When the economy went sour, things promptly worsened for the resort, and Yellowstone filed for bankruptcy in November 2008 after it failed to secure funding for an expansion as well as some other curious improprieties by its owner Tim Blixseth, and his estranged wife Edra Blixseth.
In a disclosure statement filed in bankruptcy court, Yellowstone notes that most of the $375 million in cash that Credit Suisse had provided in the form of secured financing in 2005, had been diverted directly to Tim, who channeled $208 million of this money in the form of a dividend to himself.
“The overwhelming evidence is that Credit Suisse and Mr. Blixseth knew and intended at the time that they were essentially converting an equity interest that was junior in priority into an alleged secured claim that is now senior in priority,” court documents filed by the debtor on Feb. 13 said.
The plan further warns of numerous potential lawsuits related to the CS loan, implying that Blixseth, who once was a huge fan of Gulfstream IVs and owned various multi-million dollar homes all over the country, may be stuck in litigation purgatory for a long time. And litigation will come not only from creditors who will claim he illegally diverted secured funding, but also from the IRS, and also his wife, Edra, who curiously ended up owning Tim's 50% stake of the club as part of their divorce settlement. Edra, herself may also be in hot water, as Western Capital, which is suing Yellowstone for a $13 million loan, sought a warrant for her arrest on Wednesday after she failed to appear at a district court hearing.
In the meantime, private equity group CrossHarbor Capital, is hoping to take advantage of the smoke from all the scandals related to the property and acquire it at a low ball bid. The asset manager loaned Yellowstone a $22.6 million DIP in exchange for being a stalking horse bidder in the ensuing 363 auction for the property. Lender Credit Suisse, which figured out the low-ball bidding ploy, has sought and obtained the appointment of an examiner who will investigate conflilcts of interest between CrossHarbor, Edra Blixseth and others. CS lawyers are arguing the parties are working to try to hand the company to CrossHarbor for an extremely low price at the expense of creditors. In response, Yellowstone recently hired C.B. Richard Ellis to market the resort to a wider investor audience.

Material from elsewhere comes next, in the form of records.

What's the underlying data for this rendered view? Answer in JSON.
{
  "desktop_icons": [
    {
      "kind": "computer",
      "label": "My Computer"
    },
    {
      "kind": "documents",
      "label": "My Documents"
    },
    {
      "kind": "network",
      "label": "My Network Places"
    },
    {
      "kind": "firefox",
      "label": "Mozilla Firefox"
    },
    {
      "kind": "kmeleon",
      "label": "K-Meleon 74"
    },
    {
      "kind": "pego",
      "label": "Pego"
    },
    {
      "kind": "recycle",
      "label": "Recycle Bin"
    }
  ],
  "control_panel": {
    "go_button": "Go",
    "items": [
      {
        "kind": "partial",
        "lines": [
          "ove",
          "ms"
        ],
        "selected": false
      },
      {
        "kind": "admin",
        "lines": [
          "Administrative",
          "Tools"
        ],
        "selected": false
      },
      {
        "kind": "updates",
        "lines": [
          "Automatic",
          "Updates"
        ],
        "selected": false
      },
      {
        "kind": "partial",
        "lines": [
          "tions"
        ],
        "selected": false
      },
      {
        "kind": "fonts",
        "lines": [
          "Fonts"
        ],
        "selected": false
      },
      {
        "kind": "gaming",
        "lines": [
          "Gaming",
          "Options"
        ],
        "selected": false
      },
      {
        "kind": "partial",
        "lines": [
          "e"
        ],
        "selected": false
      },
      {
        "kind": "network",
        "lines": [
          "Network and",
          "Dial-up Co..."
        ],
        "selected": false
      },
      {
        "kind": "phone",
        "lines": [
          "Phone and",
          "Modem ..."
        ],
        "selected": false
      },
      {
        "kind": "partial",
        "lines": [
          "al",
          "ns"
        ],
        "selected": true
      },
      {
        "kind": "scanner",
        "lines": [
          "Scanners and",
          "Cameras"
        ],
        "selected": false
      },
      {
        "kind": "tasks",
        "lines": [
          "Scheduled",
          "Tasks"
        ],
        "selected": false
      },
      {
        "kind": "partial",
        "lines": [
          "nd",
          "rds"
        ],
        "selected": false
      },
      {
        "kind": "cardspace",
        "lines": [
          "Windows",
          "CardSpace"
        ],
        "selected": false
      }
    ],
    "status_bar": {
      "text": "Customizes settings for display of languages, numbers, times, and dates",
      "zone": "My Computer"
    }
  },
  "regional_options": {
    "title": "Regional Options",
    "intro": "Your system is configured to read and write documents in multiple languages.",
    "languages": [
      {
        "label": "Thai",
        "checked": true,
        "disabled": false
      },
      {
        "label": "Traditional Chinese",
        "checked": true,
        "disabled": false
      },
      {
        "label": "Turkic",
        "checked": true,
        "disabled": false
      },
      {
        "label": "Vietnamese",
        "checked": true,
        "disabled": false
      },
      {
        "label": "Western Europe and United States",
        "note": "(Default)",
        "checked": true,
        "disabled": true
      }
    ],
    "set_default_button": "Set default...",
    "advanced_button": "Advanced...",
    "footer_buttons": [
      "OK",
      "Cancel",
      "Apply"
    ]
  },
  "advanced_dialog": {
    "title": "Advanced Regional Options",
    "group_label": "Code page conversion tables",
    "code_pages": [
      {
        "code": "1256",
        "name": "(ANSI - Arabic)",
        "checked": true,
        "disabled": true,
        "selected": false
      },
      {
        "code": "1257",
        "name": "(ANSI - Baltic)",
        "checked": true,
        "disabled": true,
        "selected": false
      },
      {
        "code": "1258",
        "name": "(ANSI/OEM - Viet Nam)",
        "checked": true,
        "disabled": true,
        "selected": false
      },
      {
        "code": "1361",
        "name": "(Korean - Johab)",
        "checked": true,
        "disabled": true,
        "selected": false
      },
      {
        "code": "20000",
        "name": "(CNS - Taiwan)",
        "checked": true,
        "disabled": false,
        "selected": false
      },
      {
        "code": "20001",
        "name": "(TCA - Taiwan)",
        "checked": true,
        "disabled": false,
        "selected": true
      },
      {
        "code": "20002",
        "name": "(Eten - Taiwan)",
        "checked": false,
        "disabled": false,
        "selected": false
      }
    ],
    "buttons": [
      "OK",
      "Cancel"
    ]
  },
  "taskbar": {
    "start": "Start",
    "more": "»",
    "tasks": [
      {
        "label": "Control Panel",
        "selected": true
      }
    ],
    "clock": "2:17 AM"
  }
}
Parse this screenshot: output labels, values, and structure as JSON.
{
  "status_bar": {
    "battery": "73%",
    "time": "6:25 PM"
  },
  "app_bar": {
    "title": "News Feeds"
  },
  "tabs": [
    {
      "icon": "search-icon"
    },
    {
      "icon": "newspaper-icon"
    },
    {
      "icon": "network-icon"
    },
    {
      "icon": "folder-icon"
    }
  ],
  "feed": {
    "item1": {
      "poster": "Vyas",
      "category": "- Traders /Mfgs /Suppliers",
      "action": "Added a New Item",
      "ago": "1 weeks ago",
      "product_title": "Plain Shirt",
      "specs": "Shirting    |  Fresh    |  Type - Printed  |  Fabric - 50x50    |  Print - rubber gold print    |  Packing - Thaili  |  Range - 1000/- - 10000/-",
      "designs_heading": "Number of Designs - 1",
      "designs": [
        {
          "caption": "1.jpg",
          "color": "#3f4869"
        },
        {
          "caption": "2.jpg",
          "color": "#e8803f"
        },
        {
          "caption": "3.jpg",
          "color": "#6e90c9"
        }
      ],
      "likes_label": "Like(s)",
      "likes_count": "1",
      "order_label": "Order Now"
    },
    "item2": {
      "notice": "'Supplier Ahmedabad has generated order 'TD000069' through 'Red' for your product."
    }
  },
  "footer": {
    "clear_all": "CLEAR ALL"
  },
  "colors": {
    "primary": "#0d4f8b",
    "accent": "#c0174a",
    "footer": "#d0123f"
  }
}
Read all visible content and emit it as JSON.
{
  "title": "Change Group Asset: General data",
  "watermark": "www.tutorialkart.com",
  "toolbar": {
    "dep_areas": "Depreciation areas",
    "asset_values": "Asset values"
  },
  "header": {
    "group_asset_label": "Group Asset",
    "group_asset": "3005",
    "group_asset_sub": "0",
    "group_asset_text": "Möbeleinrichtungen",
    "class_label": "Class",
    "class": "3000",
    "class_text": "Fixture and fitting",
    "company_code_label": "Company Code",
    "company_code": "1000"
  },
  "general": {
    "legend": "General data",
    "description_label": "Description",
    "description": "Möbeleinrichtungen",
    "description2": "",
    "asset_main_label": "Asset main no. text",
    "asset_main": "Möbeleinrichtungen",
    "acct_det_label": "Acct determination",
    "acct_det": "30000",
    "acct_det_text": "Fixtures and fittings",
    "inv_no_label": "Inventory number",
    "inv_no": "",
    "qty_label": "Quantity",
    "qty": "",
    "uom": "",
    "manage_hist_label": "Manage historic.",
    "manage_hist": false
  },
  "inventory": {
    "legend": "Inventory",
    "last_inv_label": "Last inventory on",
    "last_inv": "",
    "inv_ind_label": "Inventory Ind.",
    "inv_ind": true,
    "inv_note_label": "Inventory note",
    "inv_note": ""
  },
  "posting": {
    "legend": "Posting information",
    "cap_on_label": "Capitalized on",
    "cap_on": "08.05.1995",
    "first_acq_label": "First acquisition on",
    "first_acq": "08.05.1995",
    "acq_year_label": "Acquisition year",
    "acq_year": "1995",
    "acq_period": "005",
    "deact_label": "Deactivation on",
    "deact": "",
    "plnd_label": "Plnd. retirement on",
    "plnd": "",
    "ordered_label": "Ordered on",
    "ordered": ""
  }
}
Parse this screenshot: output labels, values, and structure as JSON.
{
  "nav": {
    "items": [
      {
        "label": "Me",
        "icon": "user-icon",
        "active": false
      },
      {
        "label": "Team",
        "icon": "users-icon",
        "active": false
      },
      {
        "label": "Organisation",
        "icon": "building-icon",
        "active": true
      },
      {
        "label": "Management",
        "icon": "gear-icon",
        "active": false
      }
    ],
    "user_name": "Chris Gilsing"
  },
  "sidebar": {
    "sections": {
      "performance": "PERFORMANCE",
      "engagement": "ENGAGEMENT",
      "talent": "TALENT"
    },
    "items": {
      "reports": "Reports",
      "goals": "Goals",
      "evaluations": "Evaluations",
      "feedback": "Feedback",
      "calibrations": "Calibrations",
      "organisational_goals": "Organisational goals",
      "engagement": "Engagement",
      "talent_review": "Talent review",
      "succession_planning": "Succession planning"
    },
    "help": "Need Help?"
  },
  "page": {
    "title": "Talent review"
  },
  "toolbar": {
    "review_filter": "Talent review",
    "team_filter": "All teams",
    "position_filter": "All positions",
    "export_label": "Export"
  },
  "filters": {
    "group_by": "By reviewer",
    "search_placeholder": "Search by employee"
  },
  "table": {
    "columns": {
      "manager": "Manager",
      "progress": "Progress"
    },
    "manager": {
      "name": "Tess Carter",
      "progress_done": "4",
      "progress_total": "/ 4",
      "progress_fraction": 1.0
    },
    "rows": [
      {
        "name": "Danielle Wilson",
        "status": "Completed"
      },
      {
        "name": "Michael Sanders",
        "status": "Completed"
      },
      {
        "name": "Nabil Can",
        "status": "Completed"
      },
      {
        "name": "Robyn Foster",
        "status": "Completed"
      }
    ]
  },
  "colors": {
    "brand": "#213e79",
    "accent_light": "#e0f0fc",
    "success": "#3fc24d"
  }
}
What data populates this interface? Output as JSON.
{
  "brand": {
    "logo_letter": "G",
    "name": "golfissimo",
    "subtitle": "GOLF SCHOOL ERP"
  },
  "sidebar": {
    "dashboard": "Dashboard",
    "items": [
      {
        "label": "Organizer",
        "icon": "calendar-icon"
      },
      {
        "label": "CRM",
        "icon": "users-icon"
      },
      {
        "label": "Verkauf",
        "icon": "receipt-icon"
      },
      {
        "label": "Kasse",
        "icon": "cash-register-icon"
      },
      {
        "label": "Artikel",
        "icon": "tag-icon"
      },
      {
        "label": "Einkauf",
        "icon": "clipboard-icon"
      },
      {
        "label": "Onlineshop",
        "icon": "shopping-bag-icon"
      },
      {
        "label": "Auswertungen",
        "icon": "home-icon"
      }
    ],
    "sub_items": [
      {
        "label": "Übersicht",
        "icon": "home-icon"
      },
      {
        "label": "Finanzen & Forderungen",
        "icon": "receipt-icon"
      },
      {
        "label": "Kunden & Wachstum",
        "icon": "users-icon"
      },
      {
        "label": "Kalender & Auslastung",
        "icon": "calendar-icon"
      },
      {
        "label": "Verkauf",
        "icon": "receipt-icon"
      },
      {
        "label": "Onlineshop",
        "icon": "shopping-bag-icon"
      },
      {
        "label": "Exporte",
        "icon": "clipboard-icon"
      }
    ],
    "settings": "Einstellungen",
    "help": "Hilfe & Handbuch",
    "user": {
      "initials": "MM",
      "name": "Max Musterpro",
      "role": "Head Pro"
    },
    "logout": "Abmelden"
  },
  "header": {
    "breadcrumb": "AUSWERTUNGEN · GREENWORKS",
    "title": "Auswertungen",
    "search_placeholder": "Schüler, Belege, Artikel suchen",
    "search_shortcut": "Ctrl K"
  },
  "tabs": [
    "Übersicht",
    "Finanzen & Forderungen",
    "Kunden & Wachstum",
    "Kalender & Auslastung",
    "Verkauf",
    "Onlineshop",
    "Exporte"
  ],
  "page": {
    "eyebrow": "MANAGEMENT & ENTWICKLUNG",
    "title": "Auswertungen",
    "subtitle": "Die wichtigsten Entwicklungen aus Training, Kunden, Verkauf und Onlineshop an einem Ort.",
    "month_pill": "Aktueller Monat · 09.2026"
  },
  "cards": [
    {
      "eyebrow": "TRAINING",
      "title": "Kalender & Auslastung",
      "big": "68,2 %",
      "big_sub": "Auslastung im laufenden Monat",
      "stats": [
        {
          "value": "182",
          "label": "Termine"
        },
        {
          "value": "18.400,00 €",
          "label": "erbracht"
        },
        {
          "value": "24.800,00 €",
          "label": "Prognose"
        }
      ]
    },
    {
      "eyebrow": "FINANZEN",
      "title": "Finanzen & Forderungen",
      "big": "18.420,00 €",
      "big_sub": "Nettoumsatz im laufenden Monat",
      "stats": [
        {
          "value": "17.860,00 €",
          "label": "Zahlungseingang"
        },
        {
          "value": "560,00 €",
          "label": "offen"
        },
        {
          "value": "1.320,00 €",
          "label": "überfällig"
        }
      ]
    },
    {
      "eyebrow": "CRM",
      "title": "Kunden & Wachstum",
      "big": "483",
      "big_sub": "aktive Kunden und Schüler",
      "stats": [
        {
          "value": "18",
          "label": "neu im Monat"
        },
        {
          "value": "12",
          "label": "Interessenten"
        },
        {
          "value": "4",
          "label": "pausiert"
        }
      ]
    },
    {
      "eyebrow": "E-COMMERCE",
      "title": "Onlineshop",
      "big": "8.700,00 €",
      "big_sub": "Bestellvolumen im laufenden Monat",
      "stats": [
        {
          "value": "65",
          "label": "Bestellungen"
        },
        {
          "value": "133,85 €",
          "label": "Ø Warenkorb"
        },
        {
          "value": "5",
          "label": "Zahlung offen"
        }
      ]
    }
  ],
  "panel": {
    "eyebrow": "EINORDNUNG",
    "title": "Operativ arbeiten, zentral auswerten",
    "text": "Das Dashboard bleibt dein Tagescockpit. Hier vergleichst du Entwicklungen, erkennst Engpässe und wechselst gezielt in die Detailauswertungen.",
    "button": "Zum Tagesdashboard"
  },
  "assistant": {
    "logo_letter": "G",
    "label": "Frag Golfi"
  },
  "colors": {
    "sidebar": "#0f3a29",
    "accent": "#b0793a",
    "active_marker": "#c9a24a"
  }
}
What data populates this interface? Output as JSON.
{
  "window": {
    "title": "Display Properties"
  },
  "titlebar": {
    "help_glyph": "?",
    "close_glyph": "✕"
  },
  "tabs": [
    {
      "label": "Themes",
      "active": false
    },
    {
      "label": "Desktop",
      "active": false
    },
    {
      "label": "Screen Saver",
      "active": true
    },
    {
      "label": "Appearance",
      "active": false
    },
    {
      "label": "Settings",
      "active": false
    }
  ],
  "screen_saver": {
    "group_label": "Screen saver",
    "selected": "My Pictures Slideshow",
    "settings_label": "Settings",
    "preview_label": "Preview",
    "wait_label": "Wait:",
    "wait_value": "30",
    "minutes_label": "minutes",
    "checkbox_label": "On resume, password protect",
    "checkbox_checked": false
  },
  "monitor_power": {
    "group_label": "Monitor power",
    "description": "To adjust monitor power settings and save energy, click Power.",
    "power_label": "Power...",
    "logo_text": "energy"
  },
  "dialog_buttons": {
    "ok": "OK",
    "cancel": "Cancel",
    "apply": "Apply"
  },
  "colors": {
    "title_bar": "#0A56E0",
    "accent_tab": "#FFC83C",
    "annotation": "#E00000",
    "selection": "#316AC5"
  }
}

Any funds out there who wish to position themselves for that one moment 20 years down when the economy picks up to where people can afford Yellowstone's exorbitant fees, should swing by bankruptcy court on the day of the auction and keep outbidding CrossHarbor at every turn. In the meantime the lack-of-love pentagram between Tim, Edra, Credit Suisse, CrossHarbor, the IRS, and likely many more as yet unknown litigants should provide hours of entertainment to former millionaires who now live in the slums.